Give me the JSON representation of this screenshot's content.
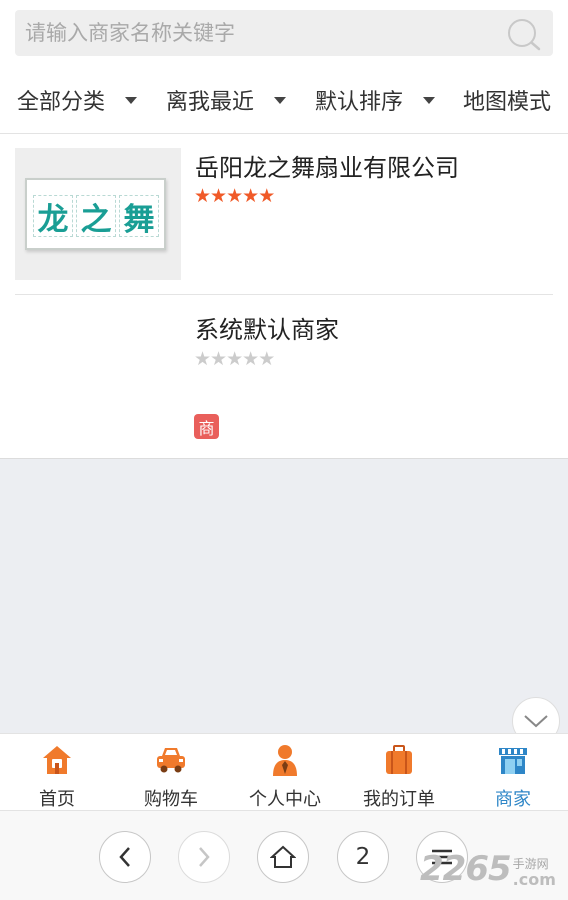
{
  "search": {
    "placeholder": "请输入商家名称关键字",
    "icon": "search-icon"
  },
  "filters": [
    {
      "label": "全部分类",
      "has_dropdown": true
    },
    {
      "label": "离我最近",
      "has_dropdown": true
    },
    {
      "label": "默认排序",
      "has_dropdown": true
    },
    {
      "label": "地图模式",
      "has_dropdown": false
    }
  ],
  "stores": [
    {
      "name": "岳阳龙之舞扇业有限公司",
      "rating": 5,
      "rating_max": 5,
      "logo_text": [
        "龙",
        "之",
        "舞"
      ],
      "badge": ""
    },
    {
      "name": "系统默认商家",
      "rating": 0,
      "rating_max": 5,
      "badge": "商"
    }
  ],
  "collapse_icon": "chevron-down-icon",
  "tabbar": [
    {
      "label": "首页",
      "icon": "home-icon",
      "active": false
    },
    {
      "label": "购物车",
      "icon": "car-icon",
      "active": false
    },
    {
      "label": "个人中心",
      "icon": "person-icon",
      "active": false
    },
    {
      "label": "我的订单",
      "icon": "briefcase-icon",
      "active": false
    },
    {
      "label": "商家",
      "icon": "store-icon",
      "active": true
    }
  ],
  "browser": {
    "tab_count": "2"
  },
  "watermark": {
    "number": "2265",
    "site_cn": "手游网",
    "suffix": ".com"
  },
  "colors": {
    "star_filled": "#f05a28",
    "star_empty": "#cccccc",
    "active_tab": "#2e86c7",
    "badge": "#e95f5b",
    "icon_orange": "#f07a2c"
  }
}
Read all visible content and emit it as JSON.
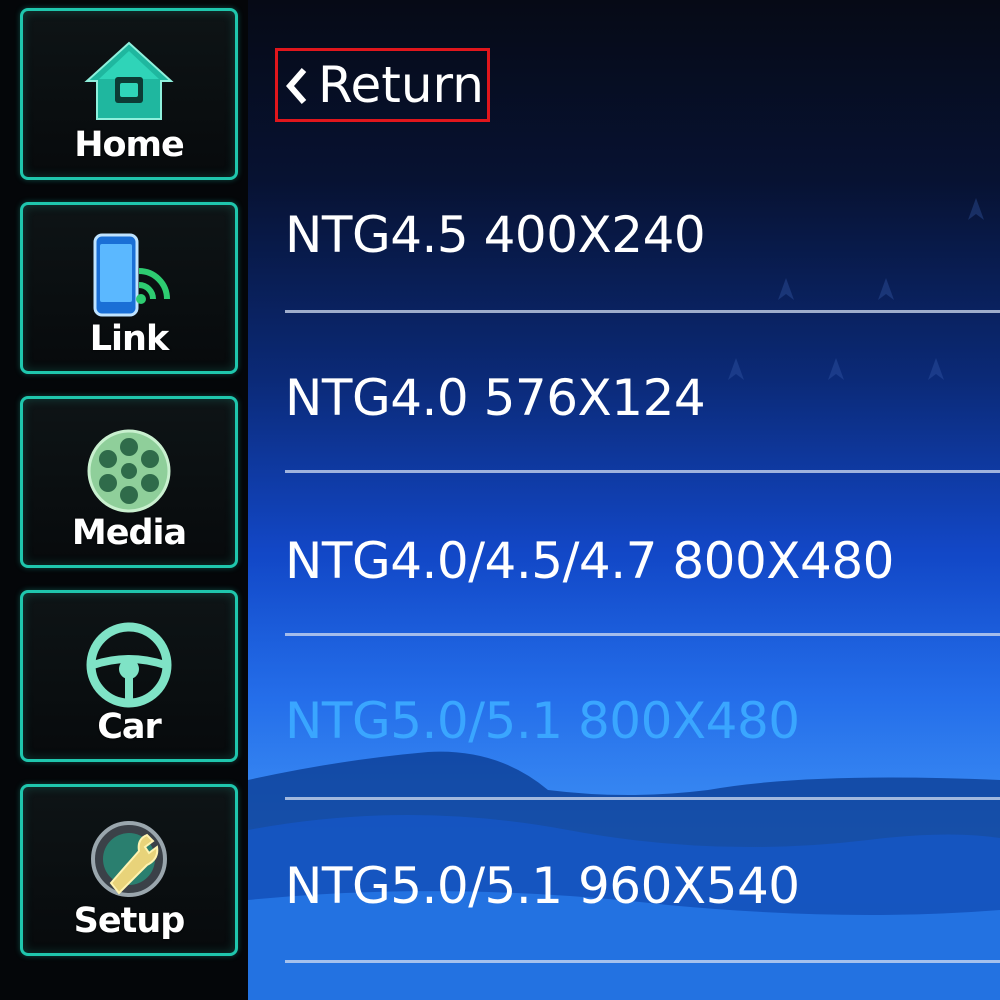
{
  "sidebar": {
    "items": [
      {
        "label": "Home",
        "icon": "home-icon"
      },
      {
        "label": "Link",
        "icon": "phone-link-icon"
      },
      {
        "label": "Media",
        "icon": "film-reel-icon"
      },
      {
        "label": "Car",
        "icon": "steering-wheel-icon"
      },
      {
        "label": "Setup",
        "icon": "gear-wrench-icon"
      }
    ]
  },
  "main": {
    "return_label": "Return",
    "resolutions": [
      {
        "label": "NTG4.5 400X240",
        "selected": false
      },
      {
        "label": "NTG4.0 576X124",
        "selected": false
      },
      {
        "label": "NTG4.0/4.5/4.7 800X480",
        "selected": false
      },
      {
        "label": "NTG5.0/5.1 800X480",
        "selected": true
      },
      {
        "label": "NTG5.0/5.1 960X540",
        "selected": false
      }
    ]
  },
  "colors": {
    "accent": "#1fc6ad",
    "selected_text": "#3aa6ff",
    "return_border": "#e0161c"
  }
}
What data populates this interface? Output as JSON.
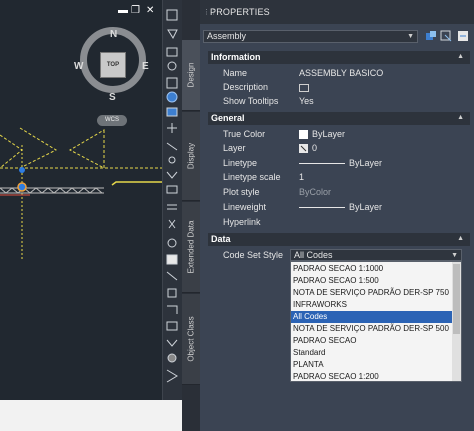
{
  "palette": {
    "title": "PROPERTIES",
    "selection": "Assembly",
    "tabs": [
      "Design",
      "Display",
      "Extended Data",
      "Object Class"
    ]
  },
  "sections": {
    "information": "Information",
    "general": "General",
    "data": "Data"
  },
  "information_rows": [
    {
      "label": "Name",
      "value": "ASSEMBLY BASICO"
    },
    {
      "label": "Description",
      "value": ""
    },
    {
      "label": "Show Tooltips",
      "value": "Yes"
    }
  ],
  "general_rows": [
    {
      "label": "True Color",
      "value": "ByLayer"
    },
    {
      "label": "Layer",
      "value": "0"
    },
    {
      "label": "Linetype",
      "value": "ByLayer"
    },
    {
      "label": "Linetype scale",
      "value": "1"
    },
    {
      "label": "Plot style",
      "value": "ByColor"
    },
    {
      "label": "Lineweight",
      "value": "ByLayer"
    },
    {
      "label": "Hyperlink",
      "value": ""
    }
  ],
  "data_rows": [
    {
      "label": "Code Set Style",
      "value": "All Codes"
    }
  ],
  "code_set_options": [
    "PADRAO SECAO 1:1000",
    "PADRAO SECAO 1:500",
    "NOTA DE SERVIÇO PADRÃO DER-SP 750",
    "INFRAWORKS",
    "All Codes",
    "NOTA DE SERVIÇO PADRÃO DER-SP 500",
    "PADRAO SECAO",
    "Standard",
    "PLANTA",
    "PADRAO SECAO 1:200"
  ],
  "selected_option": "All Codes",
  "viewcube": {
    "top": "TOP",
    "north": "N",
    "south": "S",
    "east": "E",
    "west": "W",
    "wcs": "WCS"
  },
  "colors": {
    "accent_selection": "#2b63b5",
    "palette_bg": "#3b4453",
    "canvas_bg": "#212830",
    "assembly_yellow": "#e6d84a"
  }
}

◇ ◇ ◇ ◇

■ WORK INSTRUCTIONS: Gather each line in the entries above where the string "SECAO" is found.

■ WORKED SOLUTION:
    "PADRAO SECAO 1:1000",
    "PADRAO SECAO 1:500",
    "PADRAO SECAO",
    "PADRAO SECAO 1:200"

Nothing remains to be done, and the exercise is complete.